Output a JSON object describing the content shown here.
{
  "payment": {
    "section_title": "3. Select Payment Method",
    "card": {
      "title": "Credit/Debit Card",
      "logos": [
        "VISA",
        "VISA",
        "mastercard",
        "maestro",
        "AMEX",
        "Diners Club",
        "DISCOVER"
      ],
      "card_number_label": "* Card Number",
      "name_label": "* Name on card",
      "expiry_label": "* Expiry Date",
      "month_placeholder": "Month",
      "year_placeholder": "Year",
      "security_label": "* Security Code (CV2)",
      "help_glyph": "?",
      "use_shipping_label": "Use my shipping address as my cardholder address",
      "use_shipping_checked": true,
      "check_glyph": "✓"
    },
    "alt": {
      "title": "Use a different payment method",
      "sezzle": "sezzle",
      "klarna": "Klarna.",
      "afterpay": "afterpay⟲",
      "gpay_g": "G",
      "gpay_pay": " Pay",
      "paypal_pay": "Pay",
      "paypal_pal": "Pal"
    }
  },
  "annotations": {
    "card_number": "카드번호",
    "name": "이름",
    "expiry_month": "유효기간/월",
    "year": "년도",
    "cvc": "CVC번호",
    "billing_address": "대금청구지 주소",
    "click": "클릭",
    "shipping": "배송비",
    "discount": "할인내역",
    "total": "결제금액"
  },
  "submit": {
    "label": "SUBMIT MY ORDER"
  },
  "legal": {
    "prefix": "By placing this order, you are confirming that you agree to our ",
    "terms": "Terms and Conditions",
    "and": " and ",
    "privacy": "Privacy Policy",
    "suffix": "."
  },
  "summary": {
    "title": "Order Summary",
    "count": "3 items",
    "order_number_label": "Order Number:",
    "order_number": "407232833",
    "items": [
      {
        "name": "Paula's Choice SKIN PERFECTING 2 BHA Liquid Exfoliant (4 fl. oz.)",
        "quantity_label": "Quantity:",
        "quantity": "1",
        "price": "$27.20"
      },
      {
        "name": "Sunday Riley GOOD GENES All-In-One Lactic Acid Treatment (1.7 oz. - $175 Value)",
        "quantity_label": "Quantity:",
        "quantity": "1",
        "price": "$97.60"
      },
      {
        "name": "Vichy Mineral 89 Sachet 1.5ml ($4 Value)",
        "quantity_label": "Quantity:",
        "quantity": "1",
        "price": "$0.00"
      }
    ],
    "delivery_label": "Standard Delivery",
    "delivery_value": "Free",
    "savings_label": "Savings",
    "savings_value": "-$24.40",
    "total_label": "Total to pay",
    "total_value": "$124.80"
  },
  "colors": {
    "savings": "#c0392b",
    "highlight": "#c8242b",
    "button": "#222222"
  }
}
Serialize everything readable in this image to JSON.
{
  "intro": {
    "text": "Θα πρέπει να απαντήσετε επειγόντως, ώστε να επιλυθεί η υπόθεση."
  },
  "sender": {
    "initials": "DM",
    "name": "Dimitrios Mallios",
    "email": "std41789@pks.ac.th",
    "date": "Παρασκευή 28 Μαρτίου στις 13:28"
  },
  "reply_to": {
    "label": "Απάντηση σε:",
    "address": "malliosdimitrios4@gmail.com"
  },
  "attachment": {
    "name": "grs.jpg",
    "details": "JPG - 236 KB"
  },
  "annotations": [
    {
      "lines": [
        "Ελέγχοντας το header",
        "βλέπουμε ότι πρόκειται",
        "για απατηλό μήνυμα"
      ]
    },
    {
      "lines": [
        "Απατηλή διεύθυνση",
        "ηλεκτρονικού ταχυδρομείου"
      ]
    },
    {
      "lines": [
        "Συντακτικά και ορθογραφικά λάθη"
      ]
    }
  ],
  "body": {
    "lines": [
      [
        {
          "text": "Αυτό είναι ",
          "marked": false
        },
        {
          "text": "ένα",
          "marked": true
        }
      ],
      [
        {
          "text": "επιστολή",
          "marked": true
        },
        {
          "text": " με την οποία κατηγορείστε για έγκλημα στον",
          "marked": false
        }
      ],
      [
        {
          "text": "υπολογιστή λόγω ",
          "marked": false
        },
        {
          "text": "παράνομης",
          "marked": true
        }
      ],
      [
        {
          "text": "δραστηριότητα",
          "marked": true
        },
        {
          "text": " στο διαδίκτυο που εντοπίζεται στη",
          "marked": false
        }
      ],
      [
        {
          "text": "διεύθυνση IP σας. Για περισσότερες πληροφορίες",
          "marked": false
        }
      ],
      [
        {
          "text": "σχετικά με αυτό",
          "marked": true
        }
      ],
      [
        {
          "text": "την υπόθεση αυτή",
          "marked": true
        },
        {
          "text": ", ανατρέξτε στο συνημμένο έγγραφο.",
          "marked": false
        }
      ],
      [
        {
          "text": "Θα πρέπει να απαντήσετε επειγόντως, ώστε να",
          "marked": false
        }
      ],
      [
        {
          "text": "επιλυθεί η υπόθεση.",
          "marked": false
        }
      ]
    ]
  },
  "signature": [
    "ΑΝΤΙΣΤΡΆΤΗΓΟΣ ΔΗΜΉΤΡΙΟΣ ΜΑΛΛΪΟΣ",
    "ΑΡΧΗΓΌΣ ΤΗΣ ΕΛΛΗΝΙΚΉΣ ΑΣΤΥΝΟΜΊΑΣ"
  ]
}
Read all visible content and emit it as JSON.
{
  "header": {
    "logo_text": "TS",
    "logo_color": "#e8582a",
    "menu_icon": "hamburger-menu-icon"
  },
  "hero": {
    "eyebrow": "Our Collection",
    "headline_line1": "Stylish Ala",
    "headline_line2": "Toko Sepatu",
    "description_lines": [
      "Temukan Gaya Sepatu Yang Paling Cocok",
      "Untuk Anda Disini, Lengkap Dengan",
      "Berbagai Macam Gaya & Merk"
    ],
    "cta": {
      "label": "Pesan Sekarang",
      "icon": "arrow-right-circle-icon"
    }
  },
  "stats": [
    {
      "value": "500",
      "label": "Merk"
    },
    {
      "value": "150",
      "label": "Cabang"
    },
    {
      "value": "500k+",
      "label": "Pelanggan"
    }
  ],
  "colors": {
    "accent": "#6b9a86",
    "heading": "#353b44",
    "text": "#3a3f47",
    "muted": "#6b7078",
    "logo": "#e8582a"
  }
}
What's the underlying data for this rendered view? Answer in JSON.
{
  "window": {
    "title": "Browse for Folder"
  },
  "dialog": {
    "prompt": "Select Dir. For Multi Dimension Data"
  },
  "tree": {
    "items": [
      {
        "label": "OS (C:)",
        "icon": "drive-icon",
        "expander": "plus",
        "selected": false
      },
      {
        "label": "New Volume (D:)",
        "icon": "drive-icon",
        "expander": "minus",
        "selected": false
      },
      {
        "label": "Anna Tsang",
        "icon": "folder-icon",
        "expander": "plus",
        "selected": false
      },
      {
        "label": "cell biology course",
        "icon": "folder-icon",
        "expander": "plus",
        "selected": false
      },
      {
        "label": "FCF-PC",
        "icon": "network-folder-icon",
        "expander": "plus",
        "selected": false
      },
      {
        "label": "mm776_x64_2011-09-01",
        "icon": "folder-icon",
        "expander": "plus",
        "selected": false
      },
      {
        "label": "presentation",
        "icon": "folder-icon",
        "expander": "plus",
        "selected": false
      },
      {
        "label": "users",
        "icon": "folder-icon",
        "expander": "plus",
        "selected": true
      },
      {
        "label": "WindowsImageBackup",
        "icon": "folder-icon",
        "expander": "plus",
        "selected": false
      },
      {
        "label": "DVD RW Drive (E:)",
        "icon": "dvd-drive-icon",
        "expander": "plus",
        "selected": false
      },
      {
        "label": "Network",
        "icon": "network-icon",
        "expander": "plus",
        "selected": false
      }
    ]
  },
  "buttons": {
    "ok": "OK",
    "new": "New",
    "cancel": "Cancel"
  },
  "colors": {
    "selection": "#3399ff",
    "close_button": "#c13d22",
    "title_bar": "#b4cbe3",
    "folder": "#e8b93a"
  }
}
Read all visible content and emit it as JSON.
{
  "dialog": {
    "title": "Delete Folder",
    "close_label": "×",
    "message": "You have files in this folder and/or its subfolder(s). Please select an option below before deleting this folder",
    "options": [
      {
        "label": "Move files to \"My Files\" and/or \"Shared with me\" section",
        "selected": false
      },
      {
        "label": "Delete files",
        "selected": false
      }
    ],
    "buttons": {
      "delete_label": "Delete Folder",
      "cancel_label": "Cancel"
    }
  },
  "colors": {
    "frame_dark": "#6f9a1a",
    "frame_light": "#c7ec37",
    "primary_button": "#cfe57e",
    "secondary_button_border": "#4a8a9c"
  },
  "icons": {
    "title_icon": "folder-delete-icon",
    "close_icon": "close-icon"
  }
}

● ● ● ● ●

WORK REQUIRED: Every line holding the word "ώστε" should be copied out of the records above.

ANSWER SPACE:
    "text": "Θα πρέπει να απαντήσετε επειγόντως, ώστε να επιλυθεί η υπόθεση."
          "text": "Θα πρέπει να απαντήσετε επειγόντως, ώστε να",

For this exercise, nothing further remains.